The regulated entity shall take appropriate action if it appears that the service provider cannot comply with the above-mentioned requirements.

Conflicts of Interest – The regulated entity shall take all reasonable steps to avoid conflicts of interest and, when the conflicts of interest cannot be avoided, to identify, manage and monitor and, where applicable, disclose, those conflicts of interest in order to prevent them from adversely affecting the interests of the regulated entity and its clients.

Where the regulated firm and the service provider are members of the same group, the regulated entity may, for the purposes of complying with the applicable rules, take into account the extent to which the regulated entity controls the service provider or has the ability to influence its actions.

To maintain a high standard of investor and customer protection, possible conflicts of interest have to be taken into account prior to any outsourcing of the Compliance Function. Therefore, outsourcing should be admissible only if it does not prevent the regulated entity from acting or carrying out its services and activities in the best interests of its clients.

The information contained above does not cover the subject matter in an exhaustive manner, for further information on outsourcing of the Compliance Function, please contact us at [email protected].

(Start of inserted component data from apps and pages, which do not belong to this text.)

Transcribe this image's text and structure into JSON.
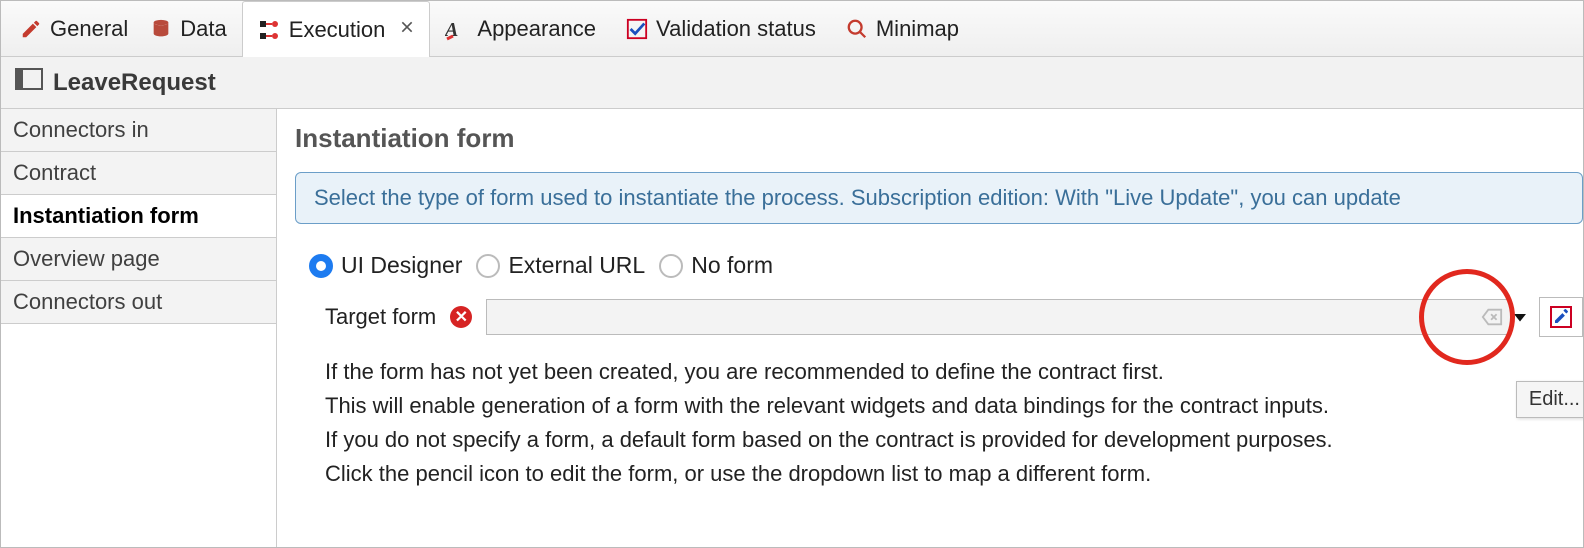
{
  "tabs": {
    "general": "General",
    "data": "Data",
    "execution": "Execution",
    "appearance": "Appearance",
    "validation": "Validation status",
    "minimap": "Minimap"
  },
  "subheader": {
    "title": "LeaveRequest"
  },
  "sidebar": {
    "items": [
      {
        "label": "Connectors in"
      },
      {
        "label": "Contract"
      },
      {
        "label": "Instantiation form"
      },
      {
        "label": "Overview page"
      },
      {
        "label": "Connectors out"
      }
    ],
    "active_index": 2
  },
  "main": {
    "heading": "Instantiation form",
    "info": "Select the type of form used to instantiate the process. Subscription edition: With \"Live Update\", you can update",
    "radios": {
      "ui_designer": "UI Designer",
      "external_url": "External URL",
      "no_form": "No form",
      "selected": "ui_designer"
    },
    "target_form": {
      "label": "Target form",
      "value": "",
      "placeholder": ""
    },
    "tooltip": "Edit...",
    "help_lines": [
      "If the form has not yet been created, you are recommended to define the contract first.",
      "This will enable generation of a form with the relevant widgets and data bindings for the contract inputs.",
      "If you do not specify a form, a default form based on the contract is provided for development purposes.",
      "Click the pencil icon to edit the form, or use the dropdown list to map a different form."
    ]
  },
  "colors": {
    "accent": "#1d7bf0",
    "error": "#d62424",
    "highlight": "#e1281e",
    "info_border": "#6b9ec8"
  }
}
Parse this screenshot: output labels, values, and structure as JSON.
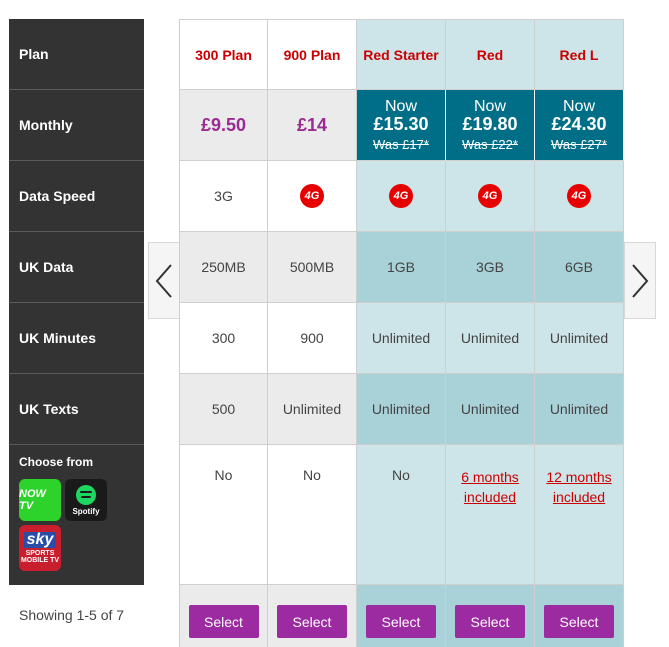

The information contained in this write up is provided for general informational purposes only. It does not, and is not intended to, constitute legal advice on any subject matter. You should not act or refrain from acting on the basis of any content included in this write up without seeking legal or other professional advice for your particular situation.